Do you notice the die-hard two-stroke guys at the races who just love you now?
Yeah, the two-stroke fans—that’s a big thing. We saw this year just having FMF and Fox Racing in the U.S., people are just posting stuff of me. This year I got a bunch more fans. It makes people talk about it for sure. I’m different because I’m not riding the four-stroke—everyone else is. There’s a couple other two-stroke riders, but they’re not winning motos. I’m the only one winning motos on it. So, for sure, for the older guys and the two-stroke fans in general, they’re kind of all pumped about it.

Little change for you this year—Jean-Sebastian Roy, Canada’s second-best motocross rider ever, is the manager now. He’s been working with the team for a while, but now he’s the big boss. How’s that been?
Yeah, it’s been cool this year. I get along really good with JS. With him running the team, it’s not a lot different. The program was strong and he got handed a really good program. He improved some things that maybe weren’t the best before for us, but this year he’s been doing great with that. We’re a small team. There’s not a lot of people on it, but I think he’s done a great job taking care of us. Nothing bad to say about him, for sure.
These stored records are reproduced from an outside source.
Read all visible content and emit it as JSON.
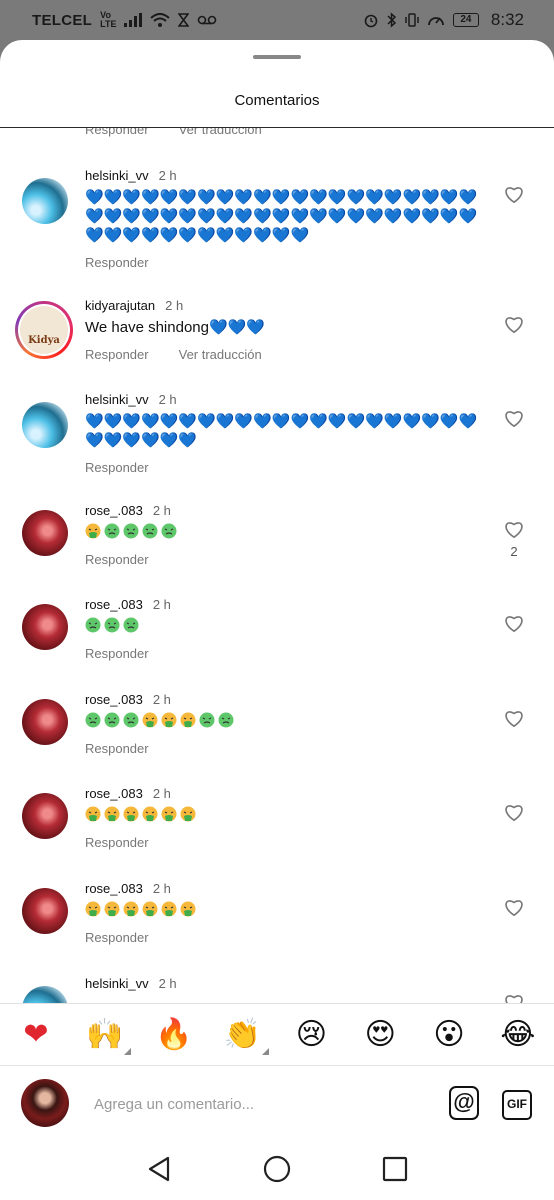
{
  "status_bar": {
    "carrier": "TELCEL",
    "network_top": "Vo",
    "network_bottom": "LTE",
    "battery": "24",
    "time": "8:32"
  },
  "sheet": {
    "title": "Comentarios"
  },
  "partial_row": {
    "reply_label": "Responder",
    "translate_label": "Ver traducción"
  },
  "comments": [
    {
      "username": "helsinki_vv",
      "time": "2 h",
      "text": "💙💙💙💙💙💙💙💙💙💙💙💙💙💙💙💙💙💙💙💙💙💙💙💙💙💙💙💙💙💙💙💙💙💙💙💙💙💙💙💙💙💙💙💙💙💙💙💙💙💙💙💙💙💙",
      "reply_label": "Responder",
      "likes": ""
    },
    {
      "username": "kidyarajutan",
      "time": "2 h",
      "text": "We have shindong💙💙💙",
      "reply_label": "Responder",
      "translate_label": "Ver traducción",
      "likes": ""
    },
    {
      "username": "helsinki_vv",
      "time": "2 h",
      "text": "💙💙💙💙💙💙💙💙💙💙💙💙💙💙💙💙💙💙💙💙💙💙💙💙💙💙💙",
      "reply_label": "Responder",
      "likes": ""
    },
    {
      "username": "rose_.083",
      "time": "2 h",
      "emoji_sequence": [
        "vomit",
        "sick",
        "sick",
        "sick",
        "sick"
      ],
      "reply_label": "Responder",
      "likes": "2"
    },
    {
      "username": "rose_.083",
      "time": "2 h",
      "emoji_sequence": [
        "sick",
        "sick",
        "sick"
      ],
      "reply_label": "Responder",
      "likes": ""
    },
    {
      "username": "rose_.083",
      "time": "2 h",
      "emoji_sequence": [
        "sick",
        "sick",
        "sick",
        "vomit",
        "vomit",
        "vomit",
        "sick",
        "sick"
      ],
      "reply_label": "Responder",
      "likes": ""
    },
    {
      "username": "rose_.083",
      "time": "2 h",
      "emoji_sequence": [
        "vomit",
        "vomit",
        "vomit",
        "vomit",
        "vomit",
        "vomit"
      ],
      "reply_label": "Responder",
      "likes": ""
    },
    {
      "username": "rose_.083",
      "time": "2 h",
      "emoji_sequence": [
        "vomit",
        "vomit",
        "vomit",
        "vomit",
        "vomit",
        "vomit"
      ],
      "reply_label": "Responder",
      "likes": ""
    },
    {
      "username": "helsinki_vv",
      "time": "2 h"
    }
  ],
  "avatars": {
    "kidya_logo_text": "Kidya"
  },
  "emoji_bar": [
    {
      "glyph": "❤",
      "name": "red-heart",
      "has_variants": false
    },
    {
      "glyph": "🙌",
      "name": "raising-hands",
      "has_variants": true
    },
    {
      "glyph": "🔥",
      "name": "fire",
      "has_variants": false
    },
    {
      "glyph": "👏",
      "name": "clapping-hands",
      "has_variants": true
    },
    {
      "glyph": "😢",
      "name": "crying-face",
      "has_variants": false
    },
    {
      "glyph": "😍",
      "name": "heart-eyes",
      "has_variants": false
    },
    {
      "glyph": "😮",
      "name": "surprised-face",
      "has_variants": false
    },
    {
      "glyph": "😂",
      "name": "tears-of-joy",
      "has_variants": false
    }
  ],
  "composer": {
    "placeholder": "Agrega un comentario...",
    "mention_label": "@",
    "gif_label": "GIF"
  },
  "colors": {
    "blue_heart": "#1f8fe6",
    "sick_face": "#5ec76a",
    "vomit_face": "#f5b83a",
    "vomit_green": "#3fae4a",
    "like_outline": "#777777"
  }
}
He was a great trainer back in the day, and he still keeps in pretty good shape. When it comes to fitness, training, or even line selection, that kind of stuff, I imagine he must be a great guy to lean on, right?
Yeah, he’s always there in my corner. For sure, we talk a lot on the race days, just talking about lines, like you said, for sure. We’re doing that kind of stuff. I got to listen to him because he knows it a lot, and he’s done it a lot of times winning those championships. When I have any concerns he’s there to help, and that’s the good part of it.

Benoit has an 82-point lead over Jimmy Decotis in the championship standings.
Benoit has an 82-point lead over Jimmy Decotis in the championship standings. photo: James Lissimore
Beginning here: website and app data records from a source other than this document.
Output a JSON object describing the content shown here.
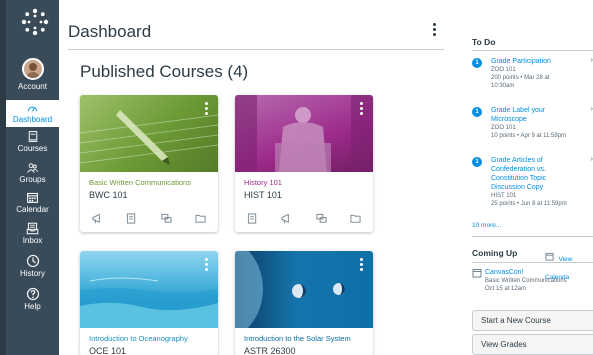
{
  "nav": {
    "account": "Account",
    "dashboard": "Dashboard",
    "courses": "Courses",
    "groups": "Groups",
    "calendar": "Calendar",
    "inbox": "Inbox",
    "history": "History",
    "help": "Help"
  },
  "header": {
    "title": "Dashboard"
  },
  "courses": {
    "heading": "Published Courses (4)",
    "cards": [
      {
        "name": "Basic Written Communications",
        "code": "BWC 101",
        "color": "#6c9a35"
      },
      {
        "name": "History 101",
        "code": "HIST 101",
        "color": "#9c2a8a"
      },
      {
        "name": "Introduction to Oceanography",
        "code": "OCE 101",
        "color": "#1a90c9"
      },
      {
        "name": "Introduction to the Solar System",
        "code": "ASTR 26300",
        "color": "#0e6fa7"
      }
    ]
  },
  "todo": {
    "heading": "To Do",
    "items": [
      {
        "badge": "1",
        "title": "Grade Participation",
        "course": "ZOO 101",
        "meta": "200 points • Mar 28 at 10:30am"
      },
      {
        "badge": "1",
        "title": "Grade Label your Microscope",
        "course": "ZOO 101",
        "meta": "10 points • Apr 9 at 11:59pm"
      },
      {
        "badge": "1",
        "title": "Grade Articles of Confederation vs. Constitution Topic Discussion Copy",
        "course": "HIST 101",
        "meta": "25 points • Jun 8 at 11:59pm"
      }
    ],
    "more": "10 more..."
  },
  "coming_up": {
    "heading": "Coming Up",
    "view_calendar": "View Calenda",
    "items": [
      {
        "title": "CanvasCon!",
        "course": "Basic Written Communications",
        "date": "Oct 15 at 12am"
      }
    ]
  },
  "buttons": {
    "new_course": "Start a New Course",
    "view_grades": "View Grades"
  },
  "colors": {
    "nav_bg": "#394b58",
    "link": "#008ee2"
  }
}
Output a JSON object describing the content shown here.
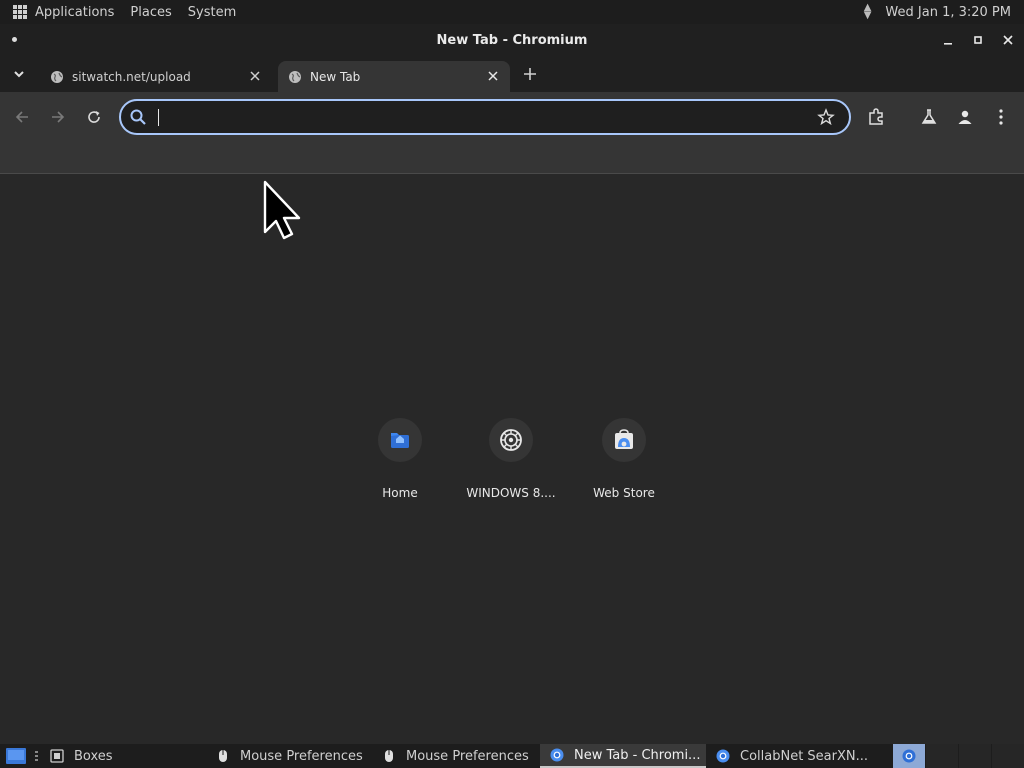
{
  "top_panel": {
    "menus": [
      "Applications",
      "Places",
      "System"
    ],
    "clock": "Wed Jan 1,  3:20 PM"
  },
  "window": {
    "title": "New Tab - Chromium"
  },
  "tabs": [
    {
      "label": "sitwatch.net/upload",
      "active": false
    },
    {
      "label": "New Tab",
      "active": true
    }
  ],
  "omnibox": {
    "value": "",
    "placeholder": ""
  },
  "shortcuts": [
    {
      "label": "Home",
      "icon": "home-folder-icon"
    },
    {
      "label": "WINDOWS 8....",
      "icon": "gear-wheel-icon"
    },
    {
      "label": "Web Store",
      "icon": "web-store-icon"
    }
  ],
  "taskbar": {
    "items": [
      {
        "label": "Boxes",
        "icon": "boxes-icon",
        "active": false
      },
      {
        "label": "Mouse Preferences",
        "icon": "mouse-icon",
        "active": false
      },
      {
        "label": "Mouse Preferences",
        "icon": "mouse-icon",
        "active": false
      },
      {
        "label": "New Tab - Chromi...",
        "icon": "chromium-icon",
        "active": true
      },
      {
        "label": "CollabNet SearXN...",
        "icon": "chromium-icon",
        "active": false
      }
    ]
  },
  "colors": {
    "accent": "#a8c7fa",
    "toolbar": "#353535",
    "background": "#282828",
    "panel": "#1d1d1d"
  }
}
Is your contract up? You’re going to have to move to MX1 next year. What’s the deal for next year?
Before the season, I re-signed my contract for two years, so it was already in the deal that next year I was riding the 450 no matter what, if I was winning or not. Next year, I will be racing for KTM in the MX1 class.

I know you tried to do Geneva SX a couple times, but it hasn’t worked out. Any American stuff planned, or overseas stuff for you?
Well, we were talking, me and my teammate Cole Thompson, last weekend about doing the last AMA National. We haven’t set that in stone right now, but we’re thinking about it. Looking to team up together and go. I would like to do that. It will probably be on the 450 because we don’t have any 250s right now. We’re looking to do that, but it’s not sure yet. But there’s some chances that we show up.

How’s the competition for you been? Early on it was you and Jimmy Decotis for many motos. And then Jeremy Medaglia, of course, has shown some speed here and there. How’s the relationship with those guys, and how is it racing with Decotis and Medaglia and the other guys?
Competition has been really good this year. It was a bit more relaxed than last year. It was a bit easier on the mind. But Jimmy’s a great guy. Had no issues with him. He’s been really fast in some rounds. He had his troubles lately, but he’s probably going to have some other good motos by the end. And Jeremy’s been really solid too, but both guys had bike issues during the season, so it hurt them a bit in the championship. The racing’s been really good. Some people say it was boring a bit in some ones because I was kind of alone out front. But these guys are fast. I got to be honest, for sure, because they’re fast also.